:: EXCERPTED RECORDS ::
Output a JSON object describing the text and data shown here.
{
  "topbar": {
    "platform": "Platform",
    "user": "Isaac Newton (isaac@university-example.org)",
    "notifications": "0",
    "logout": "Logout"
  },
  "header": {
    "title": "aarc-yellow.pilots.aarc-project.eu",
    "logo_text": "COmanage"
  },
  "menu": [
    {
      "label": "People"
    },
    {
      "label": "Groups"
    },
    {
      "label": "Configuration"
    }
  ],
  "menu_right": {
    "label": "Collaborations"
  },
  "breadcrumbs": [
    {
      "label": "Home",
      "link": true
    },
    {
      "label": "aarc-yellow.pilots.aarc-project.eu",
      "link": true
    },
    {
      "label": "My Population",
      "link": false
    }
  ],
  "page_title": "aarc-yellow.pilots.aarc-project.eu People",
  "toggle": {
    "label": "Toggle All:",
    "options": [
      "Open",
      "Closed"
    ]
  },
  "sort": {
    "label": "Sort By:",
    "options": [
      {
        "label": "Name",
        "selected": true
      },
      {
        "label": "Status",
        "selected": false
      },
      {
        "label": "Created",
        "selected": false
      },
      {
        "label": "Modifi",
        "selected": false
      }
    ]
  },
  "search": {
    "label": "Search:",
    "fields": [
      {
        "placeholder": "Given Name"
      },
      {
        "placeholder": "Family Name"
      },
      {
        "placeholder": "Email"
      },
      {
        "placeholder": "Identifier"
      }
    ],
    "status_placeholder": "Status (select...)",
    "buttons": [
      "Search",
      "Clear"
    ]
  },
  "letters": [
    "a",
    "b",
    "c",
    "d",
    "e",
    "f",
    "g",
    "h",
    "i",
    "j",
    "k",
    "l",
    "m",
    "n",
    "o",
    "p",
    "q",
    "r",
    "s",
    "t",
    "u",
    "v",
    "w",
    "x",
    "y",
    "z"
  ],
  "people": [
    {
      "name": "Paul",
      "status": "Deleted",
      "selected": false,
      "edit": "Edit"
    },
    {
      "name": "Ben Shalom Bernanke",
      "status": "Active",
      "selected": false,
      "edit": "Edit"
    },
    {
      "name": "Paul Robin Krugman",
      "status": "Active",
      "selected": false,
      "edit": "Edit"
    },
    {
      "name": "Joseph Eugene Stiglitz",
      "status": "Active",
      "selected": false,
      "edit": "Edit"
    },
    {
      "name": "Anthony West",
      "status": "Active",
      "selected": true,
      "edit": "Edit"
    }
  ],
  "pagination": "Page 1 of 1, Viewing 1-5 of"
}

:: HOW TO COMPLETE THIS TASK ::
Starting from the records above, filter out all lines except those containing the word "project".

:: TASK ANSWER ::
    "title": "aarc-yellow.pilots.aarc-project.eu",
      "label": "aarc-yellow.pilots.aarc-project.eu",
  "page_title": "aarc-yellow.pilots.aarc-project.eu People",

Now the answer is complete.